§ **Problem to work on**: Show, from the records below, all lines that contain the word "TransactionType".
━━━━━━━━━━━━━━━━━━━━━━━━━━━━━━
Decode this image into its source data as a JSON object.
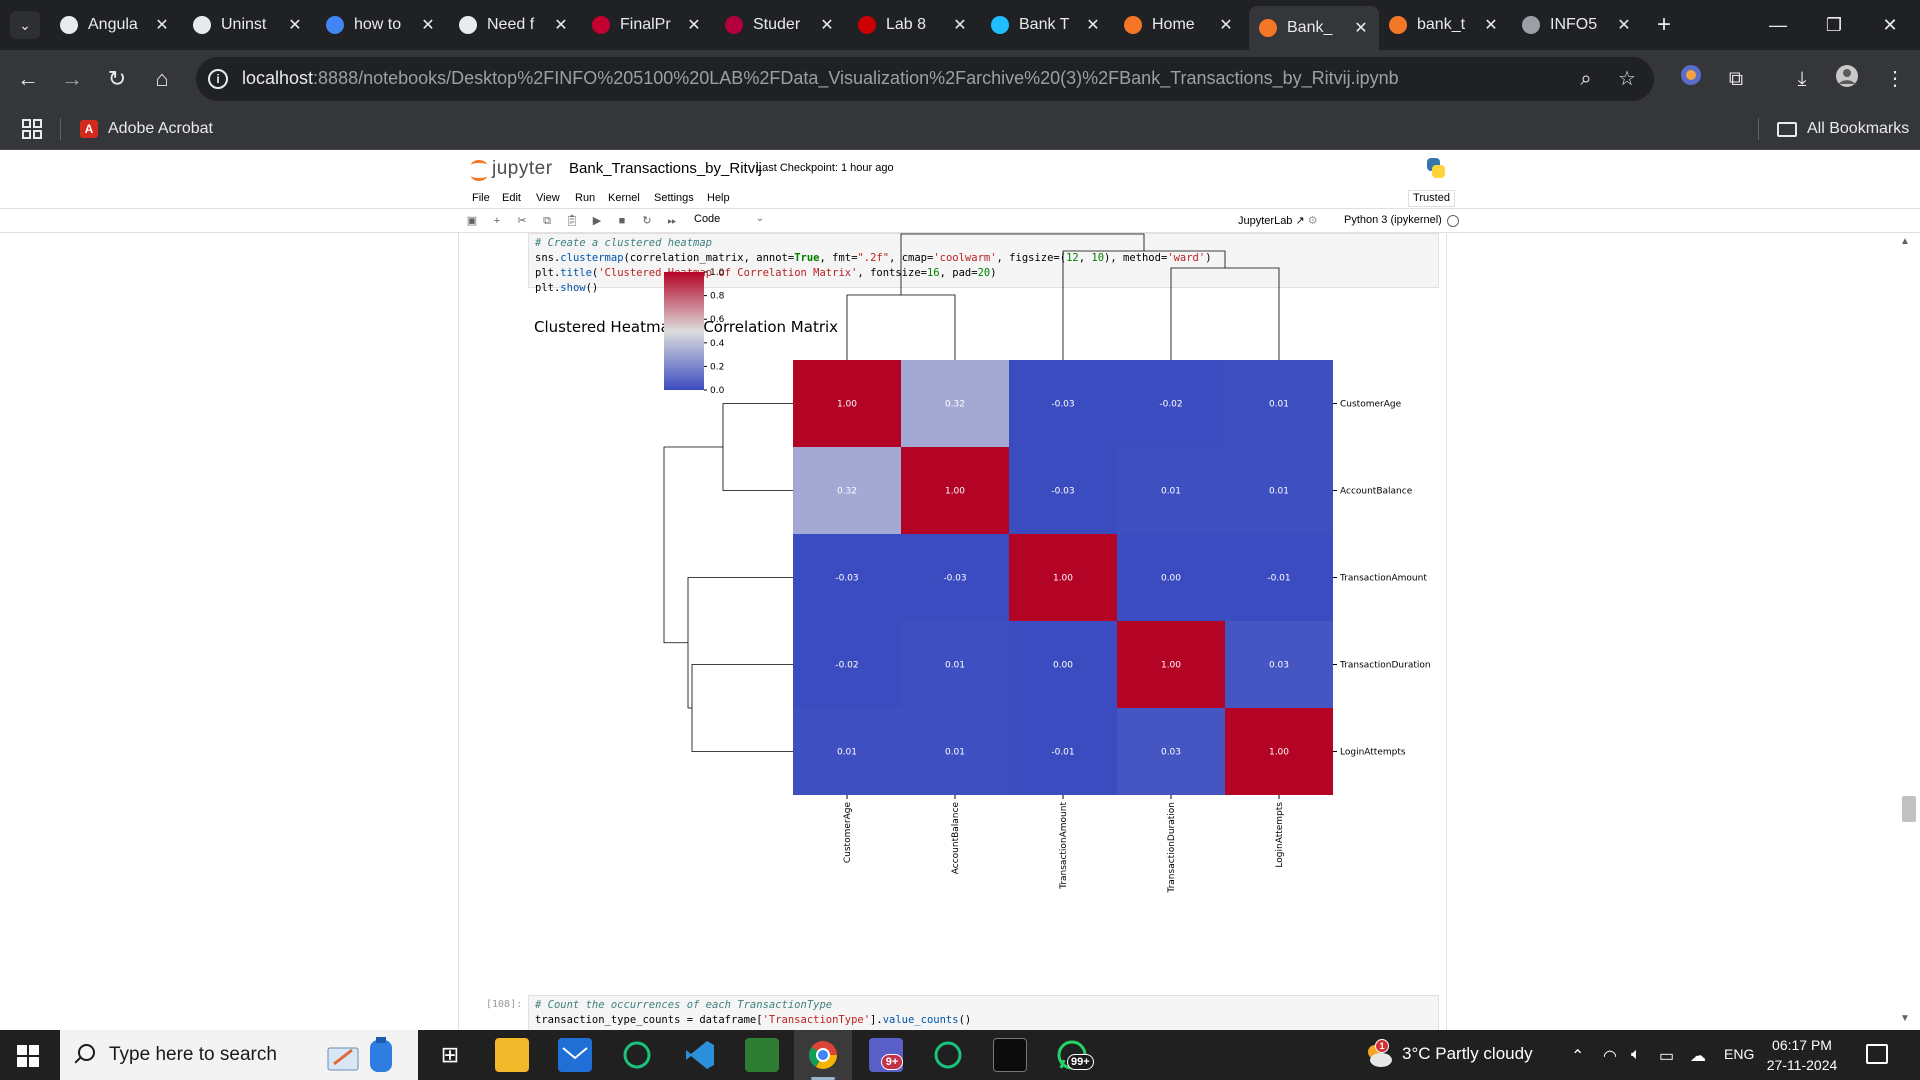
{
  "browser": {
    "tabs": [
      {
        "title": "Angula",
        "favicon": "chatgpt-icon",
        "color": "#e8eaed"
      },
      {
        "title": "Uninst",
        "favicon": "chatgpt-icon",
        "color": "#e8eaed"
      },
      {
        "title": "how to",
        "favicon": "google-icon",
        "color": "#4285f4"
      },
      {
        "title": "Need f",
        "favicon": "chatgpt-icon",
        "color": "#e8eaed"
      },
      {
        "title": "FinalPr",
        "favicon": "angular-icon",
        "color": "#c3002f"
      },
      {
        "title": "Studer",
        "favicon": "studocu-icon",
        "color": "#b3003c"
      },
      {
        "title": "Lab 8",
        "favicon": "northeastern-icon",
        "color": "#cc0000"
      },
      {
        "title": "Bank T",
        "favicon": "kaggle-icon",
        "color": "#20beff"
      },
      {
        "title": "Home",
        "favicon": "jupyter-icon",
        "color": "#f37726"
      },
      {
        "title": "Bank_",
        "favicon": "notebook-icon",
        "color": "#f37726"
      },
      {
        "title": "bank_t",
        "favicon": "file-icon",
        "color": "#f37726"
      },
      {
        "title": "INFO5",
        "favicon": "github-icon",
        "color": "#9aa0a6"
      }
    ],
    "new_tab": "+",
    "url_host": "localhost",
    "url_rest": ":8888/notebooks/Desktop%2FINFO%205100%20LAB%2FData_Visualization%2Farchive%20(3)%2FBank_Transactions_by_Ritvij.ipynb",
    "bookmark_acrobat": "Adobe Acrobat",
    "bookmark_all": "All Bookmarks"
  },
  "jupyter": {
    "logo_text": "jupyter",
    "notebook_name": "Bank_Transactions_by_Ritvij",
    "checkpoint": "Last Checkpoint: 1 hour ago",
    "menu": [
      "File",
      "Edit",
      "View",
      "Run",
      "Kernel",
      "Settings",
      "Help"
    ],
    "trusted": "Trusted",
    "cell_type": "Code",
    "jupyterlab_link": "JupyterLab",
    "kernel": "Python 3 (ipykernel)",
    "cell1_code": {
      "comment": "# Create a clustered heatmap",
      "line2_a": "sns.",
      "line2_fn": "clustermap",
      "line2_b": "(correlation_matrix, annot=",
      "line2_true": "True",
      "line2_c": ", fmt=",
      "line2_fmt": "\".2f\"",
      "line2_d": ", cmap=",
      "line2_cmap": "'coolwarm'",
      "line2_e": ", figsize=(",
      "line2_n1": "12",
      "line2_f": ", ",
      "line2_n2": "10",
      "line2_g": "), method=",
      "line2_method": "'ward'",
      "line2_h": ")",
      "line3_a": "plt.",
      "line3_fn": "title",
      "line3_b": "(",
      "line3_str": "'Clustered Heatmap of Correlation Matrix'",
      "line3_c": ", fontsize=",
      "line3_n1": "16",
      "line3_d": ", pad=",
      "line3_n2": "20",
      "line3_e": ")",
      "line4_a": "plt.",
      "line4_fn": "show",
      "line4_b": "()"
    },
    "cell2_prompt": "[108]:",
    "cell2_code": {
      "comment": "# Count the occurrences of each TransactionType",
      "line2_a": "transaction_type_counts = dataframe[",
      "line2_str": "'TransactionType'",
      "line2_b": "].",
      "line2_fn": "value_counts",
      "line2_c": "()"
    }
  },
  "chart_data": {
    "type": "heatmap",
    "title": "Clustered Heatmap of Correlation Matrix",
    "rows": [
      "CustomerAge",
      "AccountBalance",
      "TransactionAmount",
      "TransactionDuration",
      "LoginAttempts"
    ],
    "cols": [
      "CustomerAge",
      "AccountBalance",
      "TransactionAmount",
      "TransactionDuration",
      "LoginAttempts"
    ],
    "values": [
      [
        1.0,
        0.32,
        -0.03,
        -0.02,
        0.01
      ],
      [
        0.32,
        1.0,
        -0.03,
        0.01,
        0.01
      ],
      [
        -0.03,
        -0.03,
        1.0,
        0.0,
        -0.01
      ],
      [
        -0.02,
        0.01,
        0.0,
        1.0,
        0.03
      ],
      [
        0.01,
        0.01,
        -0.01,
        0.03,
        1.0
      ]
    ],
    "colorbar": {
      "ticks": [
        "1.0",
        "0.8",
        "0.6",
        "0.4",
        "0.2",
        "0.0"
      ],
      "range": [
        0.0,
        1.0
      ],
      "cmap": "coolwarm"
    },
    "colors": {
      "low": "#3b4cc0",
      "mid": "#dddddd",
      "high": "#b40426"
    },
    "dendrograms": "row dendrogram on left, column dendrogram on top"
  },
  "taskbar": {
    "search_placeholder": "Type here to search",
    "weather": "3°C  Partly cloudy",
    "weather_badge": "1",
    "lang": "ENG",
    "time": "06:17 PM",
    "date": "27-11-2024",
    "teams_badge": "9+",
    "whatsapp_badge": "99+"
  }
}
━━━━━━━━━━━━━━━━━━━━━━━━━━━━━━
§ **Expected answer**:
      "comment": "# Count the occurrences of each TransactionType",
      "line2_str": "'TransactionType'",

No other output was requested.